The people who go back home One way to think about leaving home is that it puts you in a position to accrue more economic and intellectual resources.
So the primary way non-urban towns benefit from those resources is when people come back home.

The orginal article.

Summary of “An inside look at Kevin Durant’s first 3 hours as an NBA champion”

OAKLAND – Kyrie Irving missed a jumper with a minute left, Draymond Green grabbed the rebound and, with 55 seconds on the clock, Kevin Durant bent over in disbelief and staggered toward the ABC broadcast booth around midcourt, his back turned to the ongoing action.
So here are the details, the behind-the-scenes look at Kevin Durant’s first three hours as an NBA champion, filled with strange cameos, pure emotion and plenty of booze.
Five years back, it had been the other way around – a defeated Durant hugging LeBron on the court after LeBron’s first title.
Just a few seconds later, the court around Durant and LeBron had flooded with cameras and family members and NBA workers and random faces.
Kevin Durant waiting his turn in the press conference room, hyped but has to stay quiet as Kerr talks pic.
As Durant talked to Nichols, his security guard, Tom Aube, emerged from the locker room with Durant’s cell phone, which he hadn’t seen in an hour, and a huge wooden cigar box that had ‘Kevin Durant’ carved in cursive on the front.
As Durant was talking to Rapaport on the court, David West had stormed out of the locker room, down the tunnel and rumbled past them, determined to get a picture with Steve Smith, who was working live on the NBA TV set.
Durant finished up first, exiting the locker room at 11:33, his brother Tony behind him with Durant’s game-worn shoes in hand.
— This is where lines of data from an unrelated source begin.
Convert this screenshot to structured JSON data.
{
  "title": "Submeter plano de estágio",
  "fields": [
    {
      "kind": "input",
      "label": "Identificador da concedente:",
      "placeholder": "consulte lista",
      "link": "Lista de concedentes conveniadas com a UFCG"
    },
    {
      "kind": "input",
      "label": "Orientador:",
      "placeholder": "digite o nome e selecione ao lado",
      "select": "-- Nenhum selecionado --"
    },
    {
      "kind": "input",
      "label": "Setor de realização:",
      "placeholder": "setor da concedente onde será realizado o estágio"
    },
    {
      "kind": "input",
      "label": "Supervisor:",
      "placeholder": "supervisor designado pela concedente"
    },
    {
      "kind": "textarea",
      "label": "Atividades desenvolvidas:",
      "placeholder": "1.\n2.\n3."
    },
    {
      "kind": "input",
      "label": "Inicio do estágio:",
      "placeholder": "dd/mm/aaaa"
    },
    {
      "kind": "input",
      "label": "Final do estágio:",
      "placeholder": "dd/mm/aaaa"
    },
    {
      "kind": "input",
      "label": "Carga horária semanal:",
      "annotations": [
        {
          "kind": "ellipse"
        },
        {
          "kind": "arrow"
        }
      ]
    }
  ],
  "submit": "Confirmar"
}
The orginal article.

Summary of “How the back pain industry is taking patients for an unhealthy ride”

For the majority of us, it’s not a question of whether we’ll someday experience back pain; it’s a question of when.
They don’t prevent back pain; they don’t solve back pain.
Her new book, “Crooked: Outwitting the Back Pain Industry and Getting On the Road to Recovery,” explores what she found, while also telling the story of how she overcame her chronic suffering.
Ramin, who had ineffective minor surgery for her back pain, said the post-surgical woes of Tiger Woods and Golden State Warriors’ coach Steve Kerr serve as prime examples of what can go wrong with back surgery.
“If you see a chiropractor more than one or two sessions, you are wasting your time if you are being cracked, adjusted or walked over. Study after study after study has shown that long-term visits to chiropractors don’t help patients. They don’t prevent back pain; they don’t solve back pain.”
Ramin says, opioid painkillers don’t work well for people with back pain.
What Ramin calls “Posture mavens” rely on “Ergonomic smoke and mirrors” to fix back pain, Ramin says.
Two things: Exercise and changing the way you think about back pain.
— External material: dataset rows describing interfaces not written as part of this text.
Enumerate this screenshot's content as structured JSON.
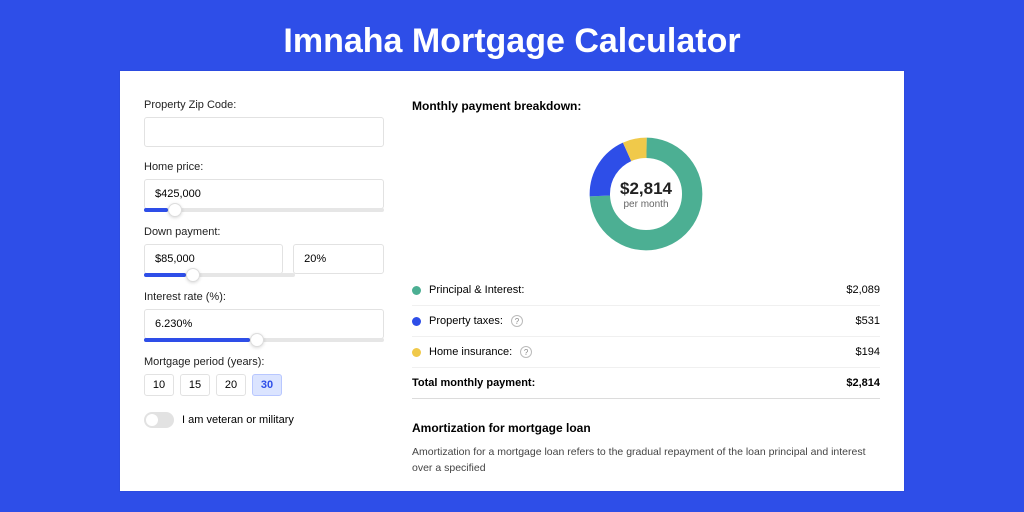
{
  "title": "Imnaha Mortgage Calculator",
  "form": {
    "zip_label": "Property Zip Code:",
    "zip_value": "",
    "home_price_label": "Home price:",
    "home_price_value": "$425,000",
    "home_price_slider_pct": 10,
    "down_payment_label": "Down payment:",
    "down_payment_value": "$85,000",
    "down_payment_pct_value": "20%",
    "down_payment_slider_pct": 28,
    "interest_label": "Interest rate (%):",
    "interest_value": "6.230%",
    "interest_slider_pct": 44,
    "period_label": "Mortgage period (years):",
    "period_options": [
      "10",
      "15",
      "20",
      "30"
    ],
    "period_selected": "30",
    "veteran_label": "I am veteran or military",
    "veteran_value": false
  },
  "breakdown": {
    "heading": "Monthly payment breakdown:",
    "center_amount": "$2,814",
    "center_sub": "per month",
    "items": [
      {
        "label": "Principal & Interest:",
        "value": "$2,089",
        "color": "g",
        "help": false
      },
      {
        "label": "Property taxes:",
        "value": "$531",
        "color": "b",
        "help": true
      },
      {
        "label": "Home insurance:",
        "value": "$194",
        "color": "y",
        "help": true
      }
    ],
    "total_label": "Total monthly payment:",
    "total_value": "$2,814"
  },
  "chart_data": {
    "type": "pie",
    "title": "Monthly payment breakdown",
    "categories": [
      "Principal & Interest",
      "Property taxes",
      "Home insurance"
    ],
    "values": [
      2089,
      531,
      194
    ],
    "colors": [
      "#4caf93",
      "#2e4ee8",
      "#f0c94a"
    ],
    "total": 2814,
    "unit": "USD"
  },
  "amortization": {
    "heading": "Amortization for mortgage loan",
    "text": "Amortization for a mortgage loan refers to the gradual repayment of the loan principal and interest over a specified"
  }
}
The orginal article.

Summary of “Want to Be a Lot Happier? Never Do Any of These 9 Things”

If you’re less than happy with your life – either personally or professionally – the problem isn’t education, upbringing , a lack of opportunities, being held back by other people, or even bad luck.
Infighting, positioning, trying to look better by making other people look worse-playing politics can help get you ahead. But if you win by politics, you ultimately lose, because political success is based on the impulses, whims, and caprices of other people – other people you don’t even like.
Almost immediately, people will talk about you – and not in a nice way.
The only way to keep people from being snide, disparaging, or judgmental is to say and do what everyone else does.
See the fact that people are talking about you as a sign you’re on the right track – your track.
The world is full of people who pivot – even though pivot is sometimes just a fancy word for “Give up.”
There will always be people who are smarter, more talented, better connected, and better funded.
Many people try to collect jobs and experiences in pursuit of crafting a “Winning” CV. But that’s backward.

The orginal article.